In your copy, leave out the pictures; write out all the data exactly.

Dataset records:
*** Begin section ***
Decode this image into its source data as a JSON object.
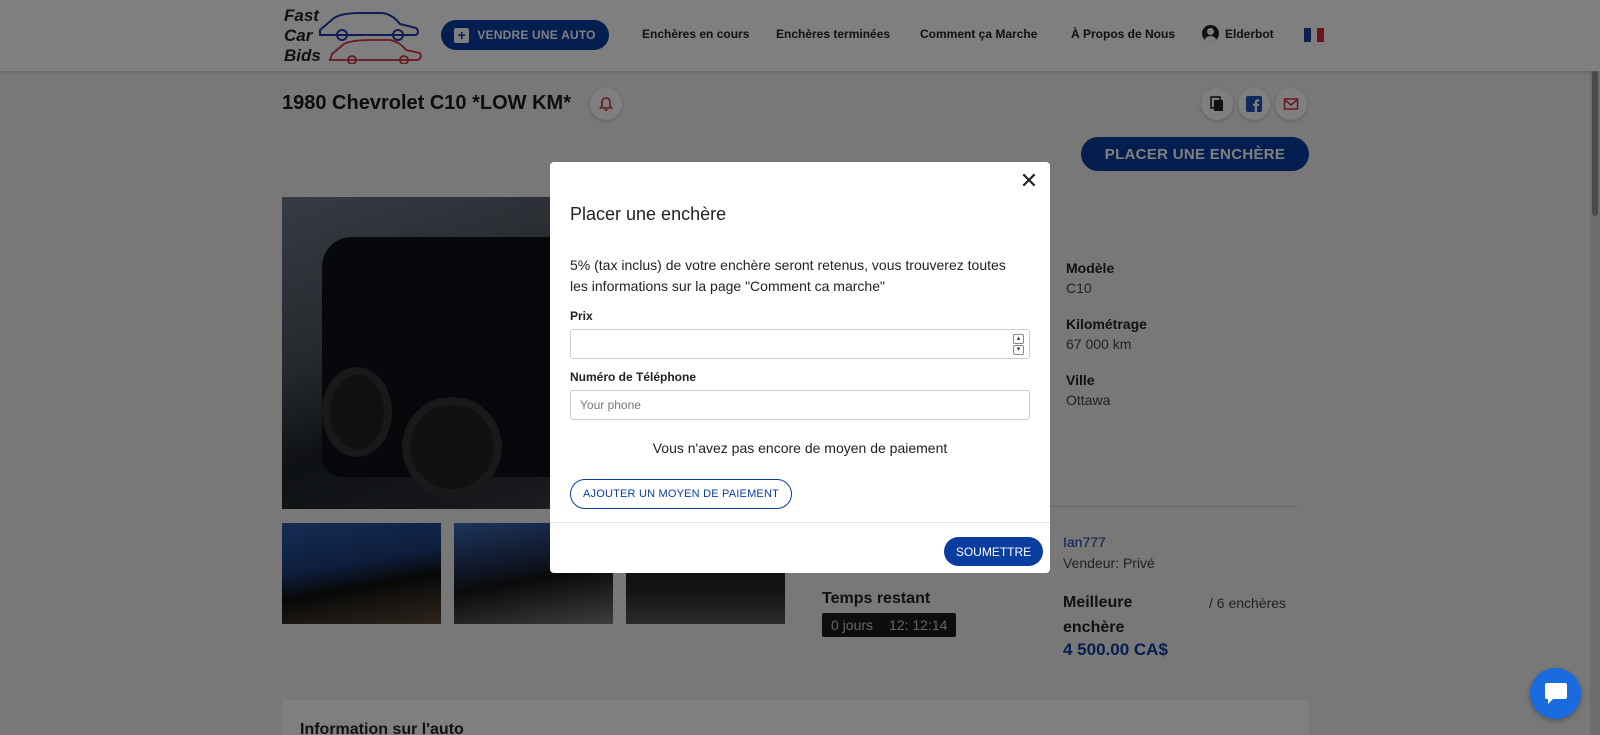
{
  "header": {
    "logo": {
      "line1": "Fast",
      "line2": "Car",
      "line3": "Bids"
    },
    "sell_button": "VENDRE UNE AUTO",
    "nav": [
      "Enchères en cours",
      "Enchères terminées",
      "Comment ça Marche",
      "À Propos de Nous"
    ],
    "user": "Elderbot",
    "flag_colors": [
      "#1f3f9b",
      "#ffffff",
      "#d62b36"
    ]
  },
  "listing": {
    "title": "1980 Chevrolet C10 *LOW KM*",
    "place_bid_button": "PLACER UNE ENCHÈRE",
    "specs": [
      {
        "label": "Modèle",
        "value": "C10"
      },
      {
        "label": "Kilométrage",
        "value": "67 000 km"
      },
      {
        "label": "Ville",
        "value": "Ottawa"
      }
    ],
    "seller": {
      "name": "Ian777",
      "type": "Vendeur: Privé"
    },
    "time_left_label": "Temps restant",
    "timer": {
      "days": "0 jours",
      "clock": "12: 12:14"
    },
    "best_bid_label": "Meilleure enchère",
    "bids_count": "/ 6 enchères",
    "best_bid_amount": "4 500.00 CA$",
    "info_title": "Information sur l'auto"
  },
  "modal": {
    "title": "Placer une enchère",
    "notice": "5% (tax inclus) de votre enchère seront retenus, vous trouverez toutes les informations sur la page \"Comment ca marche\"",
    "price_label": "Prix",
    "price_value": "",
    "phone_label": "Numéro de Téléphone",
    "phone_placeholder": "Your phone",
    "no_payment": "Vous n'avez pas encore de moyen de paiement",
    "add_payment_button": "AJOUTER UN MOYEN DE PAIEMENT",
    "submit_button": "SOUMETTRE"
  },
  "colors": {
    "primary": "#0a3da0",
    "chat": "#1b6be0"
  }
}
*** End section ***
● WORKED SOLUTION:
Decode this image into its source data as a JSON object.
{
  "header": {
    "logo": {
      "line1": "Fast",
      "line2": "Car",
      "line3": "Bids"
    },
    "sell_button": "VENDRE UNE AUTO",
    "nav": [
      "Enchères en cours",
      "Enchères terminées",
      "Comment ça Marche",
      "À Propos de Nous"
    ],
    "user": "Elderbot",
    "flag_colors": [
      "#1f3f9b",
      "#ffffff",
      "#d62b36"
    ]
  },
  "listing": {
    "title": "1980 Chevrolet C10 *LOW KM*",
    "place_bid_button": "PLACER UNE ENCHÈRE",
    "specs": [
      {
        "label": "Modèle",
        "value": "C10"
      },
      {
        "label": "Kilométrage",
        "value": "67 000 km"
      },
      {
        "label": "Ville",
        "value": "Ottawa"
      }
    ],
    "seller": {
      "name": "Ian777",
      "type": "Vendeur: Privé"
    },
    "time_left_label": "Temps restant",
    "timer": {
      "days": "0 jours",
      "clock": "12: 12:14"
    },
    "best_bid_label": "Meilleure enchère",
    "bids_count": "/ 6 enchères",
    "best_bid_amount": "4 500.00 CA$",
    "info_title": "Information sur l'auto"
  },
  "modal": {
    "title": "Placer une enchère",
    "notice": "5% (tax inclus) de votre enchère seront retenus, vous trouverez toutes les informations sur la page \"Comment ca marche\"",
    "price_label": "Prix",
    "price_value": "",
    "phone_label": "Numéro de Téléphone",
    "phone_placeholder": "Your phone",
    "no_payment": "Vous n'avez pas encore de moyen de paiement",
    "add_payment_button": "AJOUTER UN MOYEN DE PAIEMENT",
    "submit_button": "SOUMETTRE"
  },
  "colors": {
    "primary": "#0a3da0",
    "chat": "#1b6be0"
  }
}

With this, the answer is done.